At the landing, everyone pitched in to help the motor rig crews de-rig and load. Three companies had pitched in with crew buses to haul everyone back to Flagstaff -- Canyon Tours was one -- and the three of them rode back on it, of course. But Jim came too; while Karin and Crystal sat up toward the front swapping stories with each other and some of the rafters from other companies, Scooter sat in the back with him. They hadn't had much chance to be alone on the trip, what with other people around; she said that running the river on a motor rig was interesting, but maybe not exactly her cup of tea, and Jim admitted to preferring oar rafts. As they rode back to Flagstaff, they swapped stories about other things, mostly what they'd done over the winter. One of the stories that she told with malice aforethought was about Michelle giving the Wild Wet bikinis to Crystal and her down on the Felicity Ann. Jim snickered and said he'd like to see her wearing one some time, and she just snickered back, "You might get your chance."

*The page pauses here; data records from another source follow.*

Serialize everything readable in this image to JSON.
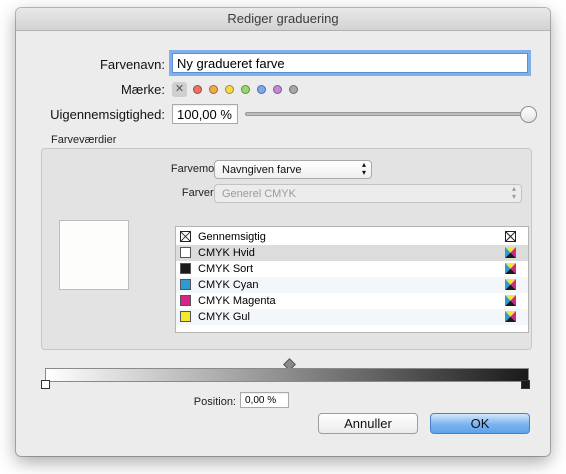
{
  "dialog": {
    "title": "Rediger graduering"
  },
  "form": {
    "name_label": "Farvenavn:",
    "name_value": "Ny gradueret farve",
    "tag_label": "Mærke:",
    "tag_none_glyph": "✕",
    "tag_colors": [
      "#e8736c",
      "#f0a94b",
      "#f3d94c",
      "#9bd66a",
      "#7fa6ee",
      "#c08ad9",
      "#a7a7a7"
    ],
    "opacity_label": "Uigennemsigtighed:",
    "opacity_value": "100,00 %",
    "opacity_level": 1.0
  },
  "color_values": {
    "group_label": "Farveværdier",
    "model_label": "Farvemodel:",
    "model_value": "Navngiven farve",
    "space_label": "Farverum:",
    "space_value": "Generel CMYK",
    "swatches": [
      {
        "name": "Gennemsigtig",
        "color": "none"
      },
      {
        "name": "CMYK Hvid",
        "color": "#ffffff"
      },
      {
        "name": "CMYK Sort",
        "color": "#1a1a1a"
      },
      {
        "name": "CMYK Cyan",
        "color": "#2b9bd6"
      },
      {
        "name": "CMYK Magenta",
        "color": "#d6248a"
      },
      {
        "name": "CMYK Gul",
        "color": "#f4ea2c"
      }
    ],
    "selected_index": 1
  },
  "gradient": {
    "start_color": "#ffffff",
    "end_color": "#1a1a1a",
    "position_label": "Position:",
    "position_value": "0,00 %"
  },
  "buttons": {
    "cancel": "Annuller",
    "ok": "OK"
  }
}
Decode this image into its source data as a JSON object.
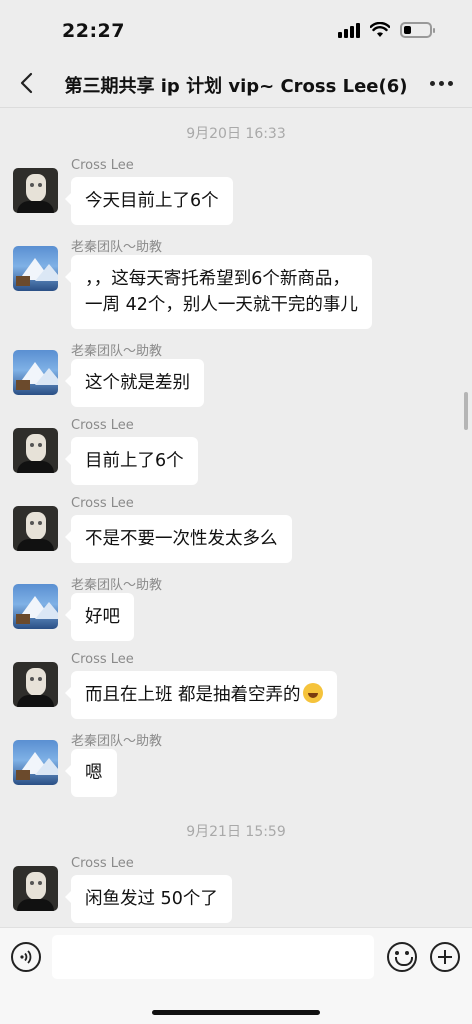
{
  "status_bar": {
    "time": "22:27",
    "battery_level": 0.25,
    "icons": [
      "signal-icon",
      "wifi-icon",
      "battery-icon"
    ]
  },
  "nav": {
    "title": "第三期共享 ip 计划 vip~ Cross Lee(6)",
    "back_icon": "chevron-left-icon",
    "more_icon": "more-dots-icon"
  },
  "chat": {
    "timestamps": [
      "9月20日 16:33",
      "9月21日 15:59"
    ],
    "messages": [
      {
        "sender": "Cross Lee",
        "avatar": "masked-person-avatar",
        "text": "今天目前上了6个"
      },
      {
        "sender": "老秦团队～助教",
        "avatar": "mountain-avatar",
        "line1": "，，这每天寄托希望到6个新商品，",
        "line2": "一周 42个，别人一天就干完的事儿"
      },
      {
        "sender": "老秦团队～助教",
        "avatar": "mountain-avatar",
        "text": "这个就是差别"
      },
      {
        "sender": "Cross Lee",
        "avatar": "masked-person-avatar",
        "text": "目前上了6个"
      },
      {
        "sender": "Cross Lee",
        "avatar": "masked-person-avatar",
        "text": "不是不要一次性发太多么"
      },
      {
        "sender": "老秦团队～助教",
        "avatar": "mountain-avatar",
        "text": "好吧"
      },
      {
        "sender": "Cross Lee",
        "avatar": "masked-person-avatar",
        "text": "而且在上班 都是抽着空弄的",
        "emoji": "tears-of-joy-emoji"
      },
      {
        "sender": "老秦团队～助教",
        "avatar": "mountain-avatar",
        "text": "嗯"
      },
      {
        "sender": "Cross Lee",
        "avatar": "masked-person-avatar",
        "text": "闲鱼发过 50个了"
      }
    ]
  },
  "input_bar": {
    "placeholder": "",
    "icons": [
      "voice-icon",
      "emoji-face-icon",
      "plus-icon"
    ]
  }
}
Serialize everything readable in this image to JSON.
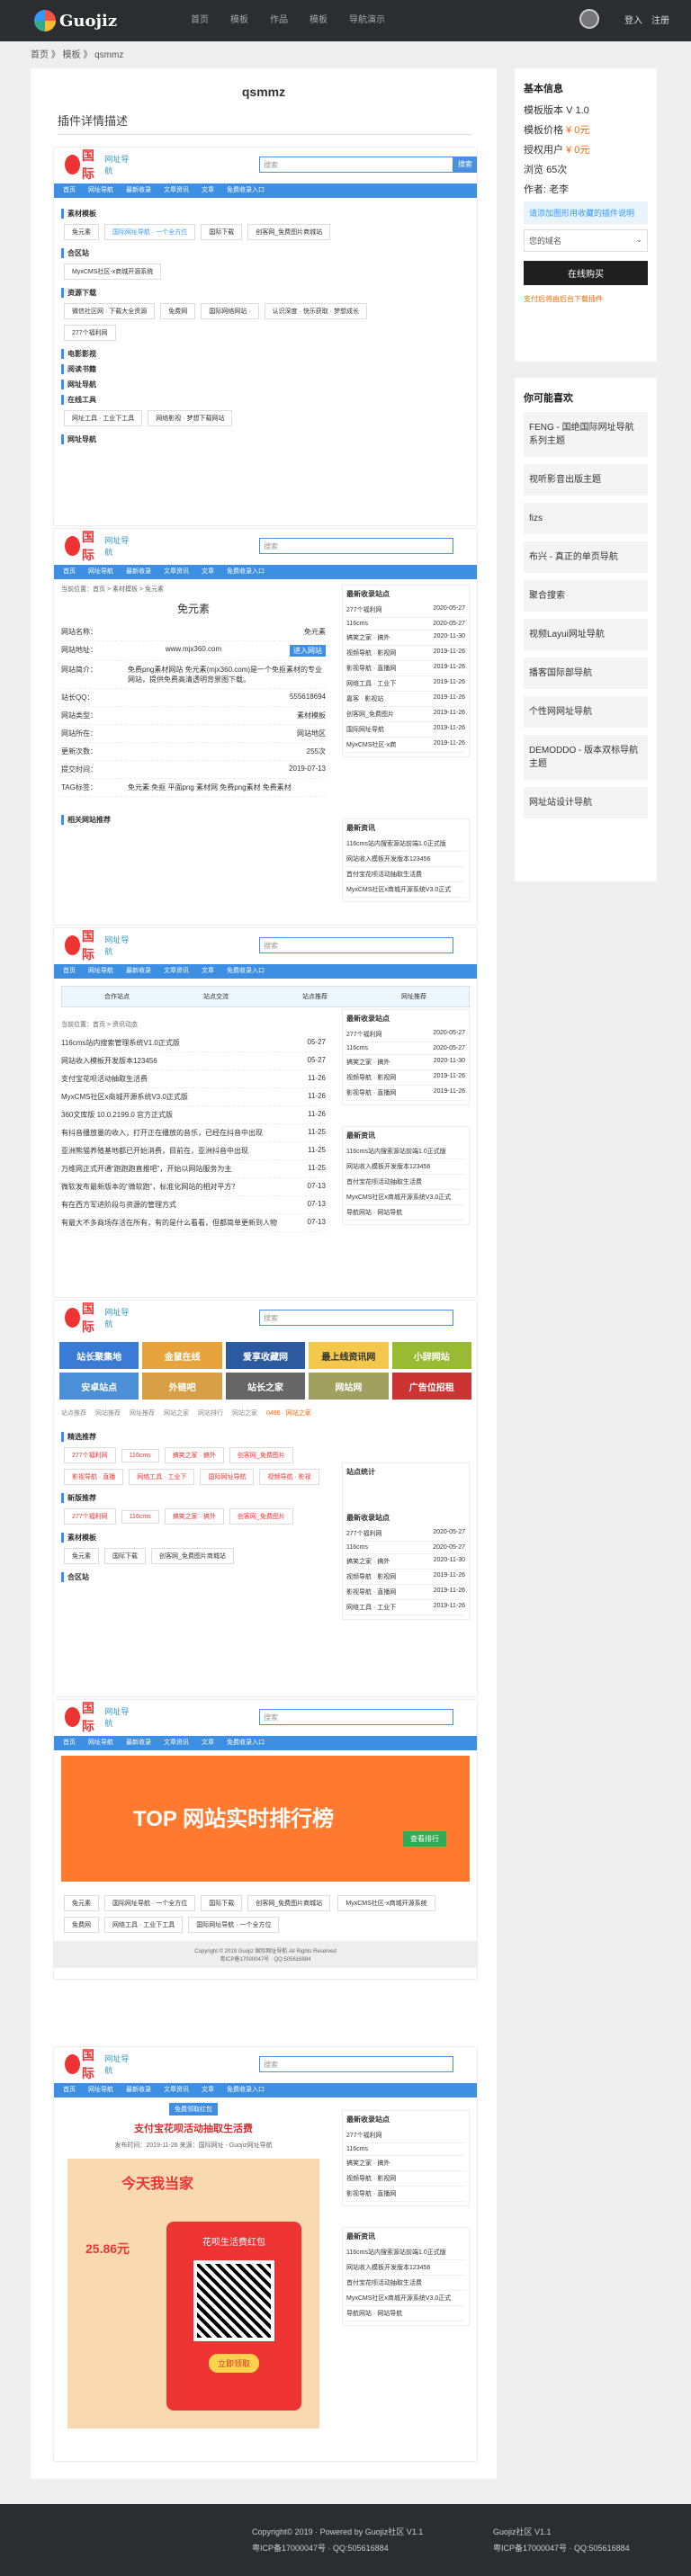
{
  "header": {
    "logo": "Guojiz",
    "nav": [
      "首页",
      "模板",
      "作品",
      "模板",
      "导航演示"
    ],
    "login": "登入",
    "register": "注册"
  },
  "breadcrumb": "首页 》 模板 》 qsmmz",
  "main": {
    "title": "qsmmz",
    "subtitle": "插件详情描述"
  },
  "shot": {
    "brand": "国际",
    "slogan": "网址导航",
    "search": "搜索",
    "search_btn": "搜索",
    "nav": [
      "首页",
      "网址导航",
      "最新收录",
      "文章资讯",
      "文章",
      "免费收录入口"
    ]
  },
  "cats": [
    "素材模板",
    "合区站",
    "资源下载",
    "电影影视",
    "阅读书籍",
    "网址导航",
    "在线工具",
    "网址导航"
  ],
  "chips1": [
    "免元素",
    "国际网址导航 · 一个全方位",
    "国际下载",
    "创客网_免费图片商城站"
  ],
  "chips2": [
    "MyxCMS社区-x商城开源系统"
  ],
  "chips3": [
    "微信社区网 · 下载大全资源",
    "免费网",
    "国际网络网站 · ",
    "认识深度 · 快乐获取 · 梦想成长"
  ],
  "chips4": [
    "277个福利网"
  ],
  "chips5": [
    "网址工具 · 工业下工具",
    "网络影视 · 梦想下载网站"
  ],
  "detail": {
    "crumb": "当前位置：首页 > 素材模板 > 免元素",
    "name": "免元素",
    "rows": [
      [
        "网站名称：",
        "免元素"
      ],
      [
        "网站地址：",
        "www.mjx360.com"
      ],
      [
        "网站简介：",
        "免费png素材网站 免元素(mjx360.com)是一个免抠素材的专业网站，提供免费高清透明背景图下载。"
      ],
      [
        "站长QQ：",
        "555618694"
      ],
      [
        "网站类型：",
        "素材模板"
      ],
      [
        "网站所在：",
        "网站地区"
      ],
      [
        "更新次数：",
        "255次"
      ],
      [
        "提交时间：",
        "2019-07-13"
      ],
      [
        "TAG标签：",
        "免元素 免抠 平面png 素材网 免费png素材 免费素材"
      ]
    ],
    "visit": "进入网站",
    "related": "相关网站推荐"
  },
  "latest": {
    "title": "最新收录站点",
    "items": [
      [
        "277个福利网",
        "2020-05-27"
      ],
      [
        "116cms",
        "2020-05-27"
      ],
      [
        "搞笑之家 · 搞外",
        "2020-11-30"
      ],
      [
        "视频导航 · 影视网",
        "2019-11-26"
      ],
      [
        "影视导航 · 直播网",
        "2019-11-26"
      ],
      [
        "网络工具 · 工业下",
        "2019-11-26"
      ],
      [
        "嘉客 · 影视站",
        "2019-11-26"
      ],
      [
        "创客网_免费图片",
        "2019-11-26"
      ],
      [
        "国际网址导航",
        "2019-11-26"
      ],
      [
        "MyxCMS社区-x商",
        "2019-11-26"
      ]
    ]
  },
  "news": {
    "title": "最新资讯",
    "items": [
      "116cms站内搜索源站前端1.0正式版",
      "网站收入模板开发版本123456",
      "首付宝花呗活动抽取生活费",
      "MyxCMS社区x商城开源系统V3.0正式",
      "导航网站 · 网站导航"
    ]
  },
  "list": {
    "tabs": [
      "合作站点",
      "站点交流",
      "站点推荐",
      "网址推荐"
    ],
    "crumb": "当前位置：首页 > 资讯动态",
    "items": [
      [
        "116cms站内搜索管理系统V1.0正式版",
        "05-27"
      ],
      [
        "网站收入模板开发版本123456",
        "05-27"
      ],
      [
        "支付宝花呗活动抽取生活费",
        "11-26"
      ],
      [
        "MyxCMS社区x商城开源系统V3.0正式版",
        "11-26"
      ],
      [
        "360文库版 10.0.2199.0 官方正式版",
        "11-26"
      ],
      [
        "有抖音播放量的收入，打开正在播放的音乐，已经在抖音中出现",
        "11-25"
      ],
      [
        "亚洲熊猫养殖基地都已开始消费，目前在，亚洲抖音中出现",
        "11-25"
      ],
      [
        "万维网正式开通“跑跑跑直推吧”，开始以网站服务为主",
        "11-25"
      ],
      [
        "微软发布最新版本的“微软跑”，标准化网站的相对平方？",
        "07-13"
      ],
      [
        "有在西方军进阶段与资源的管理方式",
        "07-13"
      ],
      [
        "有最大不多商场存活在所有，有的是什么看看，但都简单更新到人物",
        "07-13"
      ]
    ]
  },
  "home": {
    "tabs": [
      "站点推荐",
      "网站推荐",
      "网址推荐",
      "网站之家",
      "网站排行",
      "网站之家",
      "0486 · 网站之家"
    ],
    "sec1": "精选推荐",
    "sec2": "新版推荐",
    "sec3": "素材模板",
    "sec4": "合区站",
    "chips": [
      "277个福利网",
      "116cms",
      "搞笑之家 · 搞外",
      "创客网_免费图片",
      "影视导航 · 直播",
      "网络工具 · 工业下",
      "国际网址导航",
      "视频导航 · 影视"
    ],
    "ads": [
      "站长聚集地",
      "金鼠在线",
      "爱享收藏网",
      "最上线资讯网",
      "小辞网站",
      "安卓站点",
      "外链吧",
      "站长之家",
      "网站网",
      "广告位招租"
    ],
    "info_title": "站点统计"
  },
  "rank": {
    "title": "TOP 网站实时排行榜",
    "btn": "查看排行"
  },
  "rank_chips": [
    "免元素",
    "国际网址导航 · 一个全方位",
    "国际下载",
    "创客网_免费图片商城站",
    "MyxCMS社区-x商城开源系统",
    "免费网",
    "网络工具 · 工业下工具",
    "国际网址导航 · 一个全方位"
  ],
  "mini_footer": [
    "Copyright © 2019 Guojiz 国际网址导航 All Rights Reserved",
    "粤ICP备17000047号 · QQ:505616884"
  ],
  "article": {
    "badge": "免费领取红包",
    "title": "支付宝花呗活动抽取生活费",
    "meta": "发布时间：2019-11-26 来源：国际网址 - Guojiz网址导航",
    "promo_top": "今天我当家",
    "promo_money": "25.86元",
    "promo_red": "花呗生活费红包",
    "promo_btn": "立即领取"
  },
  "sidebar": {
    "title": "基本信息",
    "rows": [
      {
        "k": "模板版本 ",
        "v": "V 1.0"
      },
      {
        "k": "模板价格 ",
        "v": "¥ 0元"
      },
      {
        "k": "授权用户 ",
        "v": "¥ 0元"
      },
      {
        "k": "浏览 ",
        "v": "65次"
      },
      {
        "k": "作者: ",
        "v": "老李"
      }
    ],
    "note": "请添加图形用收藏的插件说明",
    "select": "您的域名",
    "buy": "在线购买",
    "warn": "支付后将由后台下载插件"
  },
  "related": {
    "title": "你可能喜欢",
    "items": [
      "FENG - 国绝国际网址导航系列主题",
      "视听影音出版主题",
      "fizs",
      "布兴 - 真正的单页导航",
      "聚合搜索",
      "视频Layui网址导航",
      "播客国际部导航",
      "个性网网址导航",
      "DEMODDO - 版本双标导航主题",
      "网址站设计导航"
    ]
  },
  "footer": {
    "left": [
      "Copyright© 2019 · Powered by Guojiz社区 V1.1",
      "粤ICP备17000047号 · QQ:505616884"
    ],
    "right": [
      "Guojiz社区 V1.1",
      "粤ICP备17000047号 · QQ:505616884"
    ]
  }
}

As they continued on to Flagstaff in the back of the crew bus, Scooter and Jim had a nice conversation on one thing and another; Scooter found herself getting beyond some of her standard campfire stories and into stuff that was a touch more personal. From what she'd heard on the S-rig she'd been under the impression that he wasn't seeing anyone, and she confirmed it now. After talking it over, they agreed to meet at the Burro for a beer the next evening.
Maybe. Just maybe . . .